- [YOUR OBJECTIVE] Pick every line from the data that holds the word "text".

- - - - -

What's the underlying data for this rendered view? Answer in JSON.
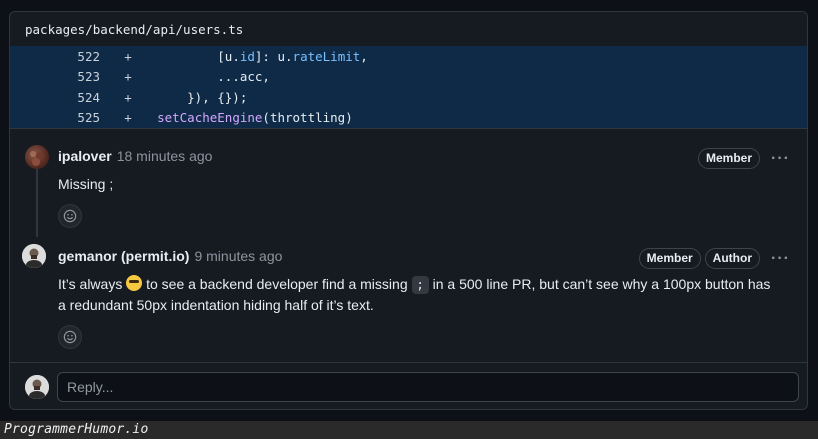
{
  "file": {
    "path": "packages/backend/api/users.ts"
  },
  "code_lines": [
    {
      "num": "522",
      "sign": "+",
      "indent": "          ",
      "parts": [
        {
          "t": "[u.",
          "c": ""
        },
        {
          "t": "id",
          "c": "prop"
        },
        {
          "t": "]: u.",
          "c": ""
        },
        {
          "t": "rateLimit",
          "c": "prop"
        },
        {
          "t": ",",
          "c": ""
        }
      ]
    },
    {
      "num": "523",
      "sign": "+",
      "indent": "          ",
      "parts": [
        {
          "t": "...acc,",
          "c": ""
        }
      ]
    },
    {
      "num": "524",
      "sign": "+",
      "indent": "      ",
      "parts": [
        {
          "t": "}), {});",
          "c": ""
        }
      ]
    },
    {
      "num": "525",
      "sign": "+",
      "indent": "  ",
      "parts": [
        {
          "t": "setCacheEngine",
          "c": "fn"
        },
        {
          "t": "(throttling)",
          "c": ""
        }
      ]
    }
  ],
  "comments": [
    {
      "author": "ipalover",
      "time": "18 minutes ago",
      "badges": [
        "Member"
      ],
      "body": "Missing ;"
    },
    {
      "author": "gemanor (permit.io)",
      "time": "9 minutes ago",
      "badges": [
        "Member",
        "Author"
      ],
      "body_pre": "It’s always ",
      "body_mid": " to see a backend developer find a missing ",
      "body_code": ";",
      "body_post": " in a 500 line PR, but can’t see why a 100px button has a redundant 50px indentation hiding half of it’s text."
    }
  ],
  "icons": {
    "kebab": "kebab-icon",
    "smiley": "smiley-icon"
  },
  "kebab_glyph": "···",
  "reply": {
    "placeholder": "Reply..."
  },
  "watermark": {
    "text": "ProgrammerHumor.io"
  },
  "colors": {
    "diff_added_bg": "#0f2a46",
    "prop": "#79c0ff",
    "fn": "#d2a8ff"
  }
}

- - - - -

- [WRITTEN ANSWER]
      "body_post": " in a 500 line PR, but can’t see why a 100px button has a redundant 50px indentation hiding half of it’s text."
    "text": "ProgrammerHumor.io"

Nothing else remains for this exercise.